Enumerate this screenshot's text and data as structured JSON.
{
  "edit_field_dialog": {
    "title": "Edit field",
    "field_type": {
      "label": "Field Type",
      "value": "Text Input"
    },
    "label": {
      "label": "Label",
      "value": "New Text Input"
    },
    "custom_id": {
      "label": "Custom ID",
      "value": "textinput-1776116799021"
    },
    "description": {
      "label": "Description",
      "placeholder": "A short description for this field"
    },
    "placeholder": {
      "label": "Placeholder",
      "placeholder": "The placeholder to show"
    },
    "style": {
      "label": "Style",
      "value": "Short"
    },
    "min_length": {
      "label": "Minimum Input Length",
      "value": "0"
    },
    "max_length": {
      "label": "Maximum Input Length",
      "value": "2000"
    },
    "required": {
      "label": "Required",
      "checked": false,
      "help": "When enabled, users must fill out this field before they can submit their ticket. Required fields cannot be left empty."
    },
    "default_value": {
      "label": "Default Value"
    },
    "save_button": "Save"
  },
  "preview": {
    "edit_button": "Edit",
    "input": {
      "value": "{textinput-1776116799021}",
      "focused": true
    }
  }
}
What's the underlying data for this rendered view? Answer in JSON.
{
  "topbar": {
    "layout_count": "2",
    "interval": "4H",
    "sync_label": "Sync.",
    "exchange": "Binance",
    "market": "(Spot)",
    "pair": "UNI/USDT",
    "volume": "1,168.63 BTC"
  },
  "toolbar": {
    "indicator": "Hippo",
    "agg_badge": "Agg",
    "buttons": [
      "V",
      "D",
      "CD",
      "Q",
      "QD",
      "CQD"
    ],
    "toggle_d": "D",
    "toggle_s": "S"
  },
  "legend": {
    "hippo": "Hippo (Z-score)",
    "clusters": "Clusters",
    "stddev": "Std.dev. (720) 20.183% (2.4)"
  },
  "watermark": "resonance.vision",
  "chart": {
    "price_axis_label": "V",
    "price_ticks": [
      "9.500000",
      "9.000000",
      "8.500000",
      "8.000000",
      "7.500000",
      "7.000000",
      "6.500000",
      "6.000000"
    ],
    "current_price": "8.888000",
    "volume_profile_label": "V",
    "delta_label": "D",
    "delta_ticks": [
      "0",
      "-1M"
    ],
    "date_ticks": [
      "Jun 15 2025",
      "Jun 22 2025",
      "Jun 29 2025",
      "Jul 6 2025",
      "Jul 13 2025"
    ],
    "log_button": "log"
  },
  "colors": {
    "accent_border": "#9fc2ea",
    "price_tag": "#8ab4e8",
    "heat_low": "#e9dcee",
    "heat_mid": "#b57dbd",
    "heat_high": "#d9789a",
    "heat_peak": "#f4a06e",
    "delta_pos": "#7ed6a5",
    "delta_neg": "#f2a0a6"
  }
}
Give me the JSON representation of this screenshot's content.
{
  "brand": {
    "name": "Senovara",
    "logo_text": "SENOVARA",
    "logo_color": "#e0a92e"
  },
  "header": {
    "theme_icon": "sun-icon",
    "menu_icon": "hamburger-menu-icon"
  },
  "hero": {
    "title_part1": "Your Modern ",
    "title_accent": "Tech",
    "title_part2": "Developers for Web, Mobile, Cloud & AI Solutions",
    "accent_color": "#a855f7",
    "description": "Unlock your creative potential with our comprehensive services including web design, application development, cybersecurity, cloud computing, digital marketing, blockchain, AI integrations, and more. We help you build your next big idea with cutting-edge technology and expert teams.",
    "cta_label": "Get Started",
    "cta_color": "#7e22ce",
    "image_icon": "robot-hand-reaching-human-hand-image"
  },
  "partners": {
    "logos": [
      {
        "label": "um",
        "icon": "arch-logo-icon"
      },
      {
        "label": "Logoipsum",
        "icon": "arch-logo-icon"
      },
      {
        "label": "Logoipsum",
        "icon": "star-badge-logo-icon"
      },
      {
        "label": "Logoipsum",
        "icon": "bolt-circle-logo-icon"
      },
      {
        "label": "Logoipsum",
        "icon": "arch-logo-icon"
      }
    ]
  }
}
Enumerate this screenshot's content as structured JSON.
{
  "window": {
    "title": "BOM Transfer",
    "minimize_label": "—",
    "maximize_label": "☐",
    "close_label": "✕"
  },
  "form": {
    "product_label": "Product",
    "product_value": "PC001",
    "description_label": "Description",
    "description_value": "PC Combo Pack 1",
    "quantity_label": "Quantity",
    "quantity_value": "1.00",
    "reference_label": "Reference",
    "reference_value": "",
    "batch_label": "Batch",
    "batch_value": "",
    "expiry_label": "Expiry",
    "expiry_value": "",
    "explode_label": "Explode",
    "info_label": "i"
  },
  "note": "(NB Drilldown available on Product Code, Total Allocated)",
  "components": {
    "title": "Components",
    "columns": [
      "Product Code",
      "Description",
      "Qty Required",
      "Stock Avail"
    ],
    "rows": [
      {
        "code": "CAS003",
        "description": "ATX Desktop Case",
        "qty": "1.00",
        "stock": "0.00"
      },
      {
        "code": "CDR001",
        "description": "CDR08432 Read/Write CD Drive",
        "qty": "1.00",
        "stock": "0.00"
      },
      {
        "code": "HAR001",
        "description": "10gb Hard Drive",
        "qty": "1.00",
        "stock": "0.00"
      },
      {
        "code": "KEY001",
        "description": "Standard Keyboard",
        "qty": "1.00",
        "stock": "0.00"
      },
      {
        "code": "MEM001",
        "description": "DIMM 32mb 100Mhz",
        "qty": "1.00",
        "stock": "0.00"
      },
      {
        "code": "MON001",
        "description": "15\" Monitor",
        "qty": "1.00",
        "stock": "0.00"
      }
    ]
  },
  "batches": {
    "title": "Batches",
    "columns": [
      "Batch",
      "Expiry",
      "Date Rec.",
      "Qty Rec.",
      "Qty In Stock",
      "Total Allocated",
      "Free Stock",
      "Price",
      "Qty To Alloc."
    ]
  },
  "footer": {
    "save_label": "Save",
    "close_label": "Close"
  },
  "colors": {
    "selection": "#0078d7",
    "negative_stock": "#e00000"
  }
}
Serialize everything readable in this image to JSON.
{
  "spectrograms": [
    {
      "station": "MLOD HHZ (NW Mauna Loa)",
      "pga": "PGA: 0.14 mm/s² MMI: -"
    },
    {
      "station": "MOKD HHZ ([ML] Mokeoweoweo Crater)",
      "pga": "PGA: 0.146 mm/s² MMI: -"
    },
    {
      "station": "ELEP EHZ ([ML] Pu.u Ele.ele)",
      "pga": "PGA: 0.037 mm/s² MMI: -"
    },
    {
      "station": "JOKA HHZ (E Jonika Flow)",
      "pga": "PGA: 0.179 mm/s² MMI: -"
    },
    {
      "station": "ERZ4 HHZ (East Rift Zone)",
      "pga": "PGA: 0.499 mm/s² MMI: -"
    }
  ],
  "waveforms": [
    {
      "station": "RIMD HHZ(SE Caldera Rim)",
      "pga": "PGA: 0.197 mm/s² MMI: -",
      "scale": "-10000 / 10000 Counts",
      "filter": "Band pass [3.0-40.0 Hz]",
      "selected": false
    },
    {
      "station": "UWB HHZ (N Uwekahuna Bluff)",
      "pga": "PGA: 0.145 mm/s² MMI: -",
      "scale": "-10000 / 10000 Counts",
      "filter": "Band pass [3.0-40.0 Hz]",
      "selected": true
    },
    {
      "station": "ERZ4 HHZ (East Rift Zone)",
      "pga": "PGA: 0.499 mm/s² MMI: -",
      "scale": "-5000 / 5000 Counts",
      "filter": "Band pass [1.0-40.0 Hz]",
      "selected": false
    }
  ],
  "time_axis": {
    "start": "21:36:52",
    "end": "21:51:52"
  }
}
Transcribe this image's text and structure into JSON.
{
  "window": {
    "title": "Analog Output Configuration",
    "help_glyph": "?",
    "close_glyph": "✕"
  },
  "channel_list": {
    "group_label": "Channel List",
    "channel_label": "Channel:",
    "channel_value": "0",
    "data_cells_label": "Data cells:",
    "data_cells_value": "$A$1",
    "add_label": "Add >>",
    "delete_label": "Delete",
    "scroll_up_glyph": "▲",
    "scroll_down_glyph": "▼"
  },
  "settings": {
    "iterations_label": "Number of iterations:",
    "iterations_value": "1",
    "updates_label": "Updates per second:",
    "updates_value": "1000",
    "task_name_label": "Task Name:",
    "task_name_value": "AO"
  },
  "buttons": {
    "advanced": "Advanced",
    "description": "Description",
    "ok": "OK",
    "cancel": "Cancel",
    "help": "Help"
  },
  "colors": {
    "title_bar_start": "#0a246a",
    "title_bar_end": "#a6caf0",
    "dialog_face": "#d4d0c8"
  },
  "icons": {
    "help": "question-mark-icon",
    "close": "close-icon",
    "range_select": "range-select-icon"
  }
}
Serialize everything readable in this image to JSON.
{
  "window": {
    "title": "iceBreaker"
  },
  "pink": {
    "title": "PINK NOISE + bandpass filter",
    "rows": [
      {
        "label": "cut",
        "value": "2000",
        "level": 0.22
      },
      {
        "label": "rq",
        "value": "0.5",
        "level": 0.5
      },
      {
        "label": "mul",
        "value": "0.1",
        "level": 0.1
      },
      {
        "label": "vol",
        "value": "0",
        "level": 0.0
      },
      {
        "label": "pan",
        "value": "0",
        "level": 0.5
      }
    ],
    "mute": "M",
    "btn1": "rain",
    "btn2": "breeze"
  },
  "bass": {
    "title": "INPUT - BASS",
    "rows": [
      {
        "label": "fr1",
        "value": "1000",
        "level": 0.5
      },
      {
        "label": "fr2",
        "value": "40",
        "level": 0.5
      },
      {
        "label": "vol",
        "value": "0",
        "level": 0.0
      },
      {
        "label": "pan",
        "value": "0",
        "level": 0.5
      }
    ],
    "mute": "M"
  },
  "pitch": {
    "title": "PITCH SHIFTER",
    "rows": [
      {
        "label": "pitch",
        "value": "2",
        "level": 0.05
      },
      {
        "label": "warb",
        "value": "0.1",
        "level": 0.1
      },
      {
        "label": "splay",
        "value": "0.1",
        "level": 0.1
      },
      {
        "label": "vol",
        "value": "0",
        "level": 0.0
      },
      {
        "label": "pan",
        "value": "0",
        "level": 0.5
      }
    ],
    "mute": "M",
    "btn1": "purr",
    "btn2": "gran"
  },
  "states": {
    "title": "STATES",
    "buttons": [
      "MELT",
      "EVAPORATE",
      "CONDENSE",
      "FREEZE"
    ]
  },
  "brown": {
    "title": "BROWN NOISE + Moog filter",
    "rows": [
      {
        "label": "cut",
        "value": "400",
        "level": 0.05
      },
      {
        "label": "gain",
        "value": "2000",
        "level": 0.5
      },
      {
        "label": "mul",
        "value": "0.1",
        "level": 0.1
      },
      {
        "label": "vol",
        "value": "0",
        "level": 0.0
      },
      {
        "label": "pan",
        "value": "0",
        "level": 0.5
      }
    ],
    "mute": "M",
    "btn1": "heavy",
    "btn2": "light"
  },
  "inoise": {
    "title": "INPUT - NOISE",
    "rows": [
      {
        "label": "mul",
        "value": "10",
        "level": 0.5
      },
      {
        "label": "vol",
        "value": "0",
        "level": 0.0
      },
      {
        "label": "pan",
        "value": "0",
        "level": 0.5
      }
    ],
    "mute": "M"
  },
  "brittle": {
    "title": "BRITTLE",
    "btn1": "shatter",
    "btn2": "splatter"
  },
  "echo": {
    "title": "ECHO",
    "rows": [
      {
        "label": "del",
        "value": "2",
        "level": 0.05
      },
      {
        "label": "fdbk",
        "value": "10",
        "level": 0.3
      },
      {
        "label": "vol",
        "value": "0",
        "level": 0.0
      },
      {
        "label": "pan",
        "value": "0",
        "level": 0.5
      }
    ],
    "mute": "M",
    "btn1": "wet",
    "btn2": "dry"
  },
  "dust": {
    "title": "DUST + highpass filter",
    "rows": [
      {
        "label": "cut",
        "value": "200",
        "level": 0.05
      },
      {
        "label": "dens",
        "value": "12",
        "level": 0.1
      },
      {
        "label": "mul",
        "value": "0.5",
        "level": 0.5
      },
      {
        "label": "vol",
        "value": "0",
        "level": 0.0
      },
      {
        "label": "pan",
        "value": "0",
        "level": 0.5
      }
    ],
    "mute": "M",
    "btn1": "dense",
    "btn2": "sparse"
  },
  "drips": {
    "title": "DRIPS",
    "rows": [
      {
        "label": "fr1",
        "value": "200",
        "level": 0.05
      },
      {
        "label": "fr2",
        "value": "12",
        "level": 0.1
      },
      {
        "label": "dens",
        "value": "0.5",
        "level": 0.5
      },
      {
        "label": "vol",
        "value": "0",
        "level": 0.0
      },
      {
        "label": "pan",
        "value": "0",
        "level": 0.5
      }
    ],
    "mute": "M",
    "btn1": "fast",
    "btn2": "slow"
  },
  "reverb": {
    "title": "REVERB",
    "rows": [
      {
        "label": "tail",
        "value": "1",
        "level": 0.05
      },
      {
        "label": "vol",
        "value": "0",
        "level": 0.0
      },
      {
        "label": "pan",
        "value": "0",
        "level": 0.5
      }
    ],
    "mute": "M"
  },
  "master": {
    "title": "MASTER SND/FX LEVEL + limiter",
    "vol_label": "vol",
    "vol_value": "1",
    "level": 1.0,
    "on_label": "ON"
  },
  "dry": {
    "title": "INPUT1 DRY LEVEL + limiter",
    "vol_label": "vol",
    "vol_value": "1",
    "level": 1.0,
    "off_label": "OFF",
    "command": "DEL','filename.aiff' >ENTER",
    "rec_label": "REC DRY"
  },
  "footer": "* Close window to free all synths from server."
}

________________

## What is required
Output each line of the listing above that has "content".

## Response to this task
Give me the JSON representation of this screenshot's content.
Enumerate this screenshot's content as structured JSON.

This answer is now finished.